* **PROVIDED MATERIAL**
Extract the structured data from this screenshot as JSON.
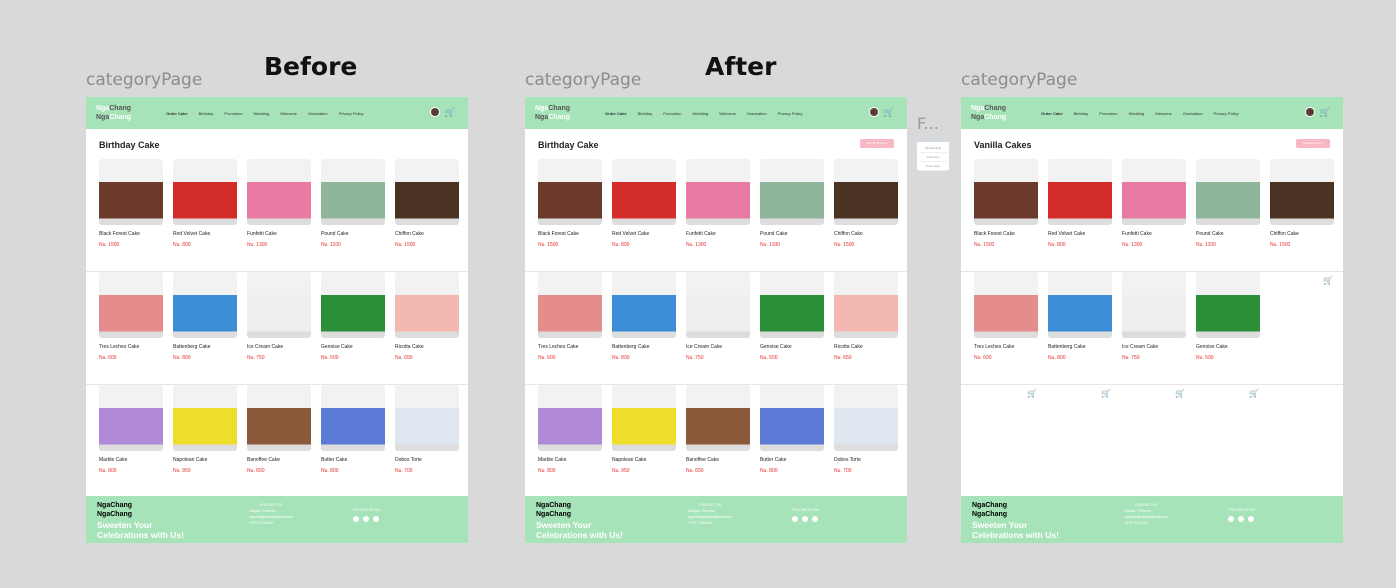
{
  "headings": {
    "before": "Before",
    "after": "After"
  },
  "board_label": "categoryPage",
  "frame_suffix": "F...",
  "header": {
    "logo_top_a": "Nga",
    "logo_top_b": "Chang",
    "logo_bot_a": "Nga",
    "logo_bot_b": "Chang",
    "nav": [
      "Order Cake",
      "Birthday",
      "Promotion",
      "Wedding",
      "Welcome",
      "Graduation",
      "Privacy Policy"
    ]
  },
  "sort_label": "Sort By Name ▾",
  "popup_items": [
    "Alphabetical",
    "Price low",
    "Price high"
  ],
  "titles": {
    "birthday": "Birthday Cake",
    "vanilla": "Vanilla Cakes"
  },
  "cakes": [
    {
      "name": "Black Forest Cake",
      "price": "Nu. 1500",
      "color": "#6b3a2a"
    },
    {
      "name": "Red Velvet Cake",
      "price": "Nu. 800",
      "color": "#d42b2b"
    },
    {
      "name": "Funfetti Cake",
      "price": "Nu. 1300",
      "color": "#e97aa4"
    },
    {
      "name": "Pound Cake",
      "price": "Nu. 1100",
      "color": "#8fb59b"
    },
    {
      "name": "Chiffon Cake",
      "price": "Nu. 1500",
      "color": "#4a3322"
    },
    {
      "name": "Tres Leches Cake",
      "price": "Nu. 600",
      "color": "#e58c8c"
    },
    {
      "name": "Battenberg Cake",
      "price": "Nu. 800",
      "color": "#3c8fd6"
    },
    {
      "name": "Ice Cream Cake",
      "price": "Nu. 750",
      "color": "#eeeeee"
    },
    {
      "name": "Genoise Cake",
      "price": "Nu. 500",
      "color": "#2b8f3a"
    },
    {
      "name": "Ricotta Cake",
      "price": "Nu. 650",
      "color": "#f3b9b0"
    },
    {
      "name": "Marble Cake",
      "price": "Nu. 800",
      "color": "#b08ad6"
    },
    {
      "name": "Napolean Cake",
      "price": "Nu. 950",
      "color": "#eedd2a"
    },
    {
      "name": "Banoffee Cake",
      "price": "Nu. 650",
      "color": "#8a5a3a"
    },
    {
      "name": "Butter Cake",
      "price": "Nu. 800",
      "color": "#5b7bd6"
    },
    {
      "name": "Dobos Torte",
      "price": "Nu. 700",
      "color": "#e0e6f0"
    }
  ],
  "footer": {
    "tagline_1": "Sweeten Your",
    "tagline_2": "Celebrations with Us!",
    "contact_title": "CONTACT US",
    "contact_lines": [
      "Kabjisa, Thimphu",
      "ngachangcakes@gmail.com",
      "+975 77320432"
    ],
    "follow_title": "FOLLOW US ON"
  }
}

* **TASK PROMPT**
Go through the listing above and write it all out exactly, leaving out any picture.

* **SOLVED EXERCISE**
Extract the structured data from this screenshot as JSON.
{
  "headings": {
    "before": "Before",
    "after": "After"
  },
  "board_label": "categoryPage",
  "frame_suffix": "F...",
  "header": {
    "logo_top_a": "Nga",
    "logo_top_b": "Chang",
    "logo_bot_a": "Nga",
    "logo_bot_b": "Chang",
    "nav": [
      "Order Cake",
      "Birthday",
      "Promotion",
      "Wedding",
      "Welcome",
      "Graduation",
      "Privacy Policy"
    ]
  },
  "sort_label": "Sort By Name ▾",
  "popup_items": [
    "Alphabetical",
    "Price low",
    "Price high"
  ],
  "titles": {
    "birthday": "Birthday Cake",
    "vanilla": "Vanilla Cakes"
  },
  "cakes": [
    {
      "name": "Black Forest Cake",
      "price": "Nu. 1500",
      "color": "#6b3a2a"
    },
    {
      "name": "Red Velvet Cake",
      "price": "Nu. 800",
      "color": "#d42b2b"
    },
    {
      "name": "Funfetti Cake",
      "price": "Nu. 1300",
      "color": "#e97aa4"
    },
    {
      "name": "Pound Cake",
      "price": "Nu. 1100",
      "color": "#8fb59b"
    },
    {
      "name": "Chiffon Cake",
      "price": "Nu. 1500",
      "color": "#4a3322"
    },
    {
      "name": "Tres Leches Cake",
      "price": "Nu. 600",
      "color": "#e58c8c"
    },
    {
      "name": "Battenberg Cake",
      "price": "Nu. 800",
      "color": "#3c8fd6"
    },
    {
      "name": "Ice Cream Cake",
      "price": "Nu. 750",
      "color": "#eeeeee"
    },
    {
      "name": "Genoise Cake",
      "price": "Nu. 500",
      "color": "#2b8f3a"
    },
    {
      "name": "Ricotta Cake",
      "price": "Nu. 650",
      "color": "#f3b9b0"
    },
    {
      "name": "Marble Cake",
      "price": "Nu. 800",
      "color": "#b08ad6"
    },
    {
      "name": "Napolean Cake",
      "price": "Nu. 950",
      "color": "#eedd2a"
    },
    {
      "name": "Banoffee Cake",
      "price": "Nu. 650",
      "color": "#8a5a3a"
    },
    {
      "name": "Butter Cake",
      "price": "Nu. 800",
      "color": "#5b7bd6"
    },
    {
      "name": "Dobos Torte",
      "price": "Nu. 700",
      "color": "#e0e6f0"
    }
  ],
  "footer": {
    "tagline_1": "Sweeten Your",
    "tagline_2": "Celebrations with Us!",
    "contact_title": "CONTACT US",
    "contact_lines": [
      "Kabjisa, Thimphu",
      "ngachangcakes@gmail.com",
      "+975 77320432"
    ],
    "follow_title": "FOLLOW US ON"
  }
}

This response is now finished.